Our Beginnings Run Deep
Chimney Rock Village has been the center of a tourist Mecca for over 400 years. According to documents from the Madrid library, Hernando Desoto led his conquistadors through Hickory Nut Gorge on the way to the Mississippi River. Hunters and trappers used the Gorge as a passage to and from Asheville and Revolutionary War patriots known as the Overmountain Victory Men passed through on their way to defeat the British at the Battle of Kings Mountain.
The earliest settlers near Chimney Rock were around 1805, about the time area newspapers were reporting mirages or apparitions that had been seen against the cliffs of Chimney Rock Mountain. In 1830, Colonel Leventhorpe came to the Gorge in search of gold which had supposedly been buried here by a party of Englishmen when they were ambushed by Indians. Although there was reportedly a map of the location of the gold, the Colonel did not find it, and as late as 1928 people were still hunting for it.
From about 1875 the Freeman family owned the actual rock column known as Chimney Rock and constructed the first bridge between the cliff and the top of Chimney Rock. For 25 cents they would take visitors up the mountain by horseback. Around 1902, Dr. Lucius B. Morse came to the area and with his two brothers bought the Chimney. The Morse family developed the property into present day Chimney Rock Park, encompassing over 1000 acres. In 2007, it became an official North Carolina State Park
A series of earthquakes begins. Centered in Bald Mountain (Rumbling Bald).
Jerome B. Freeman purchases 400 acres of land, including Chimney Rock, from a land speculation company for $25.
Chimney Rock Post Office opens.
Chimney Rock opens to the public by J. B. Freeman.
J. B. Freeman purchases additional acreage from M.L. Toms, H. and S. Ewart, J.W., and L.C. Freeman, and J. H. and L. Freeman.
Steps are constructed to Chimney Rock.
Col. Thomas Turner opens the Esmeralda Inn and operates it until 1937.
George P. Horton opens Mountain View Inn across from Chimney Rock.

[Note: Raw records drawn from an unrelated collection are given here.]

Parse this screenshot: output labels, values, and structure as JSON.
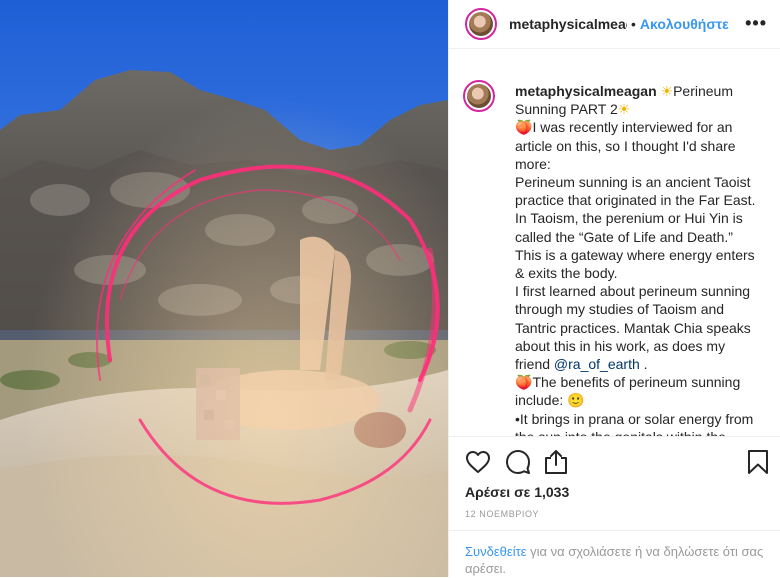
{
  "post": {
    "username": "metaphysicalmeagan",
    "header_username": "metaphysicalmeag",
    "separator": "•",
    "follow_label": "Ακολουθήστε",
    "more_label": "•••"
  },
  "caption": {
    "username": "metaphysicalmeagan",
    "title_emoji": "☀",
    "title": "Perineum Sunning PART 2",
    "peach_emoji": "🍑",
    "line1": "I was recently interviewed for an article on this, so I thought I'd share more:",
    "line2": "Perineum sunning is an ancient Taoist practice that originated in the Far East. In Taoism, the perenium or Hui Yin is called the “Gate of Life and Death.” This is a gateway where energy enters & exits the body.",
    "line3_before": "I first learned about perineum sunning through my studies of Taoism and Tantric practices. Mantak Chia speaks about this in his work, as does my friend ",
    "mention": "@ra_of_earth",
    "line3_after": " .",
    "line4": "The benefits of perineum sunning include: ",
    "line4_emoji": "🙂",
    "line5": "•It brings in prana or solar energy from the sun into the genitals within the"
  },
  "stats": {
    "likes": "Αρέσει σε 1,033",
    "date": "12 ΝΟΕΜΒΡΙΟΥ"
  },
  "login": {
    "link": "Συνδεθείτε",
    "rest": " για να σχολιάσετε ή να δηλώσετε ότι σας αρέσει."
  },
  "icons": {
    "heart": "heart-icon",
    "comment": "comment-icon",
    "share": "share-icon",
    "bookmark": "bookmark-icon"
  },
  "colors": {
    "accent": "#3897f0",
    "text": "#262626",
    "muted": "#999999"
  }
}
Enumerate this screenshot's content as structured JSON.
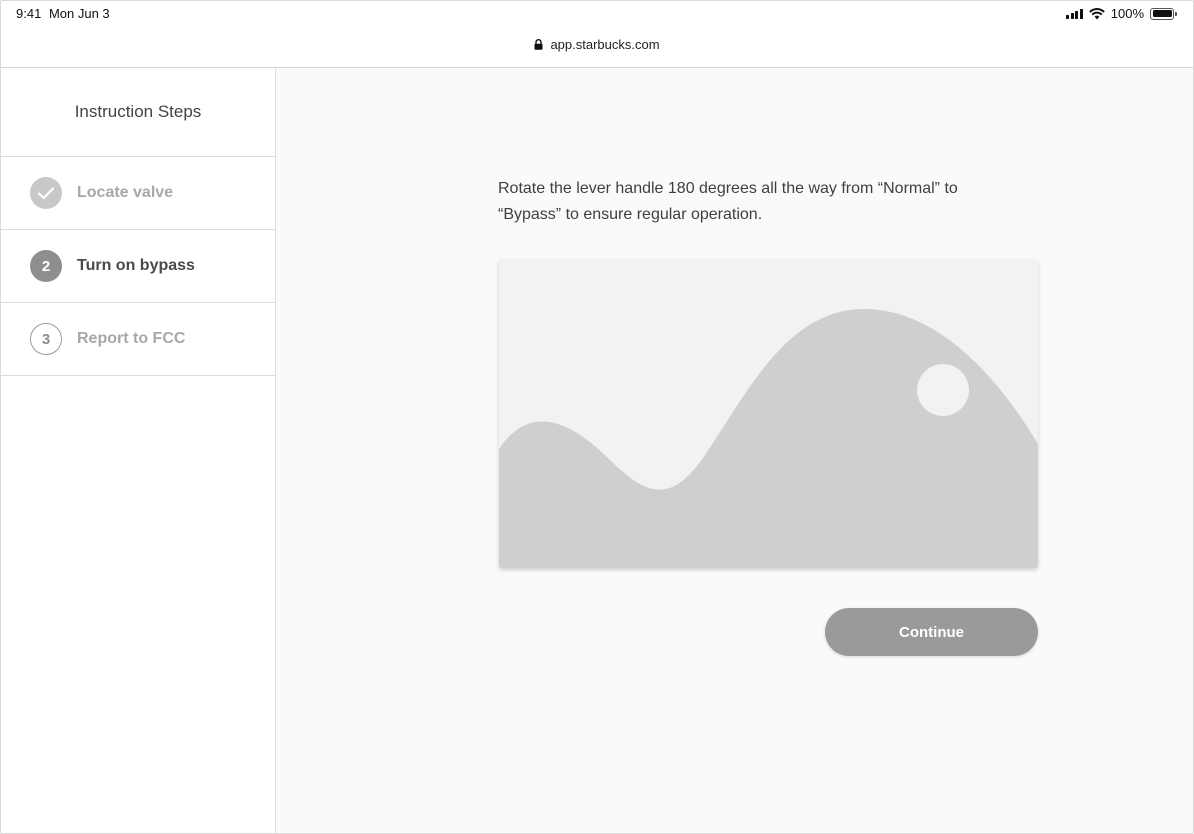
{
  "status_bar": {
    "time": "9:41",
    "date": "Mon Jun 3",
    "battery": "100%"
  },
  "browser": {
    "url": "app.starbucks.com"
  },
  "sidebar": {
    "title": "Instruction Steps",
    "steps": [
      {
        "number": "1",
        "label": "Locate valve",
        "state": "completed",
        "icon": "check-icon"
      },
      {
        "number": "2",
        "label": "Turn on bypass",
        "state": "active"
      },
      {
        "number": "3",
        "label": "Report to FCC",
        "state": "pending"
      }
    ]
  },
  "main": {
    "instruction": "Rotate the lever handle 180 degrees all the way from “Normal” to “Bypass” to ensure regular operation.",
    "image_icon": "image-placeholder-icon",
    "continue_label": "Continue"
  },
  "colors": {
    "placeholder_fill": "#cfcfcf",
    "button": "#9a9a9a",
    "sidebar_border": "#dcdcdc"
  }
}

James M. and Lavena Flack purchase Mountain View Inn.
J. B. Freeman sells 64 acres including Chimney Rock to Dr. Lucius B. Morse and brothers for $5000.
Rutherfordton - Asheville Highway completed, and construction on the graded road to Chimney Rock Park begins.
The road and bridge to Chimney Rock Park opens. A major flood causes extensive damage in the Gorge, kills eight people In Bat Cave, and destroys the Chimney Rock Bridge.
The Esmeralda Inn is destroyed by fire.
Cliff Dweller’s Inn opens on top of Chimney Rock Mountain.
The owner of Chimney Rock, Lucius Morse, and his brothers envision a large summer resort in the area and form Chimney Rock Mountains, Inc.
Chimney Rock Mountains, Inc. purchases 8,000 acres east of Chimney Rock Park.
Construction of the Lake Lure Dam begins.
Morse sells Chimney Rock and adjoining land to Chimney Rock Mountains, Inc.
Lake Lure was created and filled. The Town of Lake Lure is chartered.
The Great Depression stops or slows the development of Lake Lure and Chimney Rock projects. Lucius Morse and his brothers repossess the original Chimney Rock Company property.
Fire in the heart of Chimney Rock Village destroys nine buildings.
The Washburn family purchases the old Logan House. It becomes Pine Gables Inn.
Cliff Dweller’s Inn is demolished. An elevator is installed at Chimney Rock Park.
The Mountain View Inn is destroyed by fire.
Chimney Rock Village incorporates as a government municipality.
20th Century Fox films “The Last of the Mohicans” in Chimney Rock Park.
A major flood causes extensive damage in Hickory Nut Gorge. On Sept. 4th, thirteen inches of rain falls in three hours.
The Esmeralda Inn is again destroyed by fire.
A comprehensive zoning ordinance approved for Chimney Rock Village.
A referendum to allow liquor by the drink is defeated 69 to 31 percent. (Also defeated in 1995 with 56% against, and again in 1999 with 76% against.)
The North Carolina House and Senate pass and the Governor signs a bill to create Hickory Nut Gorge State Park.
The 1000-acre Chimney Rock Park offered for sale to the public for $55 million. The state of North Carolina had offered $20 million.
The state of North Carolina purchases the 996-acre Chimney Rock Park from the Morse family for $24 million.
Spearheaded by Chimney Rock Mayor Barbara Meliski, an amphitheater to be known as "The Gathering Place" was completed in downtown Chimney Rock and hosted an inaugural town celebration and pig roast.
The state's master plan for the new state park, now renamed Chimney Rock State Park, was completed and published. Contained within it are short-range plans and a long-range vision covering all aspects of park development and amenities.